David had let himself get lost in the trip, and on the last day, he was actually sorry to see it end. On the last afternoon, he gathered his courage and tried to make love to her for the first time since the incident, but she turned away and shunned his touch. He told her he loved her; it didn't ring quite as true as he remembered, but it didn't fall as flat as he feared. She didn’t answer.

After that, all there was to do was go home, so they packed up and double-timed it out, talking about the runs they were passing as if they would someday come back, but he knew they never would. They came around the last bend and dropped into the parking lot, only to find a sea of Sheriffs' SUVs, two state patrol cars, and one unmarked blacked-out Crown Victoria. David's heart was in his throat, but Jill pasted on a smile and said through her teeth, “Just roll with it, David, two honeymooners high on love and brown trout.” He looked over at her, but doubted he displayed a tenth of her panache.

As they walked up to their car, a man in a cheap suit - jacket off and wearing a short-sleeved shirt with his tie - broke away from the group. “David and Jill Roberts?”

The couple exchanged a guilty glance. “Uh, yes, that's us, how did you know?”

The man smiled. “I wish I could say it was great detective work, but you are the only names in the log book for a couple of days, then we ran your plates. Plus,” he hooked his finger over his shoulder, “there were like ten of us,” and he gave a big wink. David instantly disliked this guy and his good-cop routine.

They all laughed, “Of course,” said Jill. “So obvious. What's going on?”

“We found a body in the river.”

“A body!” Jill put her hand over her mouth in surprise. David was impressed.

“That's actually why we ran the plates, pulled the license to see if you were the vic, Dave.”

“David.” The two looked at each other. David was suddenly very aware of the weight of his pack and the blood-soaked clothes in it. “You don't mind if we go over to the car and take our packs off, do you.”

The cop pretended to be sorry he hadn't thought about that himself. Strike three, thought David: nice guy act, buddy name test, and disingenuous dufus routine. The cop walked over to the Subaru with them where David opened the hatch and took Jill's pack before taking off his own. The cop stuck out his hand, “McGuire.” David looked at it and then up at the cop without taking the hand. “What can we do for you, officer?

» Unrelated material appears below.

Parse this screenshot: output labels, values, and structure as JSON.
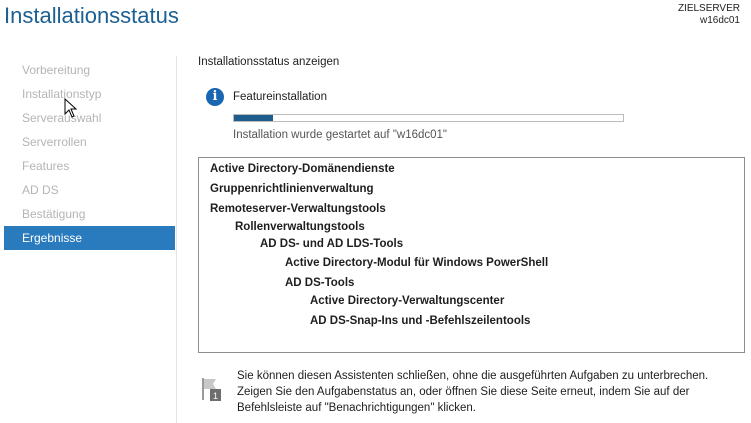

Clearly I'm not the victim. And we are hot and tired.”

“And this is our honeymoon,” added Jill.

McGuire barked a laugh. “I get it. Just need to ask a few things, in case you saw anything.”

“All we've seen for five days is fish,” said David.

As if he didn't hear him, McGuire continued on. “So how far up did you go?”

David looked at Jill and sighed. “About twelve miles.”

“And you didn't see anybody?”

“That was kind of the point, actually,” said Jill.

“I'm wondering if you wouldn't mind taking a look at the body?”

David recoiled. “We just said we didn't see anybody.”

“Well, just in case you know him from somewhere else.”

“Will all due respect, officer, I'm not having my wife look at a dead body on our honeymoon.” Jill had moved to stand slightly behind his shoulder.

“Of course. I'm sorry. It's just that three people go in, two people come out. Statistically, there is usually a connection.”

“Not today, buddy. Are we done?”

“Could I get your information, just in case?”

Jill popped up and gave him her number. David looked askance at her, and then said “The rest of the information is on my registration.” He closed the back, walked Jill around to the passenger door with a hand on her elbow and opened the door for her. “As of course, you know.” He nodded to McGuire, got in and drove off.

“Smooth,” said Jill.

“That guy was working us.”

“I get that, but giving him attitude was unnecessary.”

“Just playing the righteously pissed honey-mooning husband.”

She looked over at him, “Well, good job then.”

Continue to Part 2 of Calculated risk.


Wow - i don't think i can bear to wait til next issue to find out how this ends. Good story!

Don't give up your day job. What tabloid trash.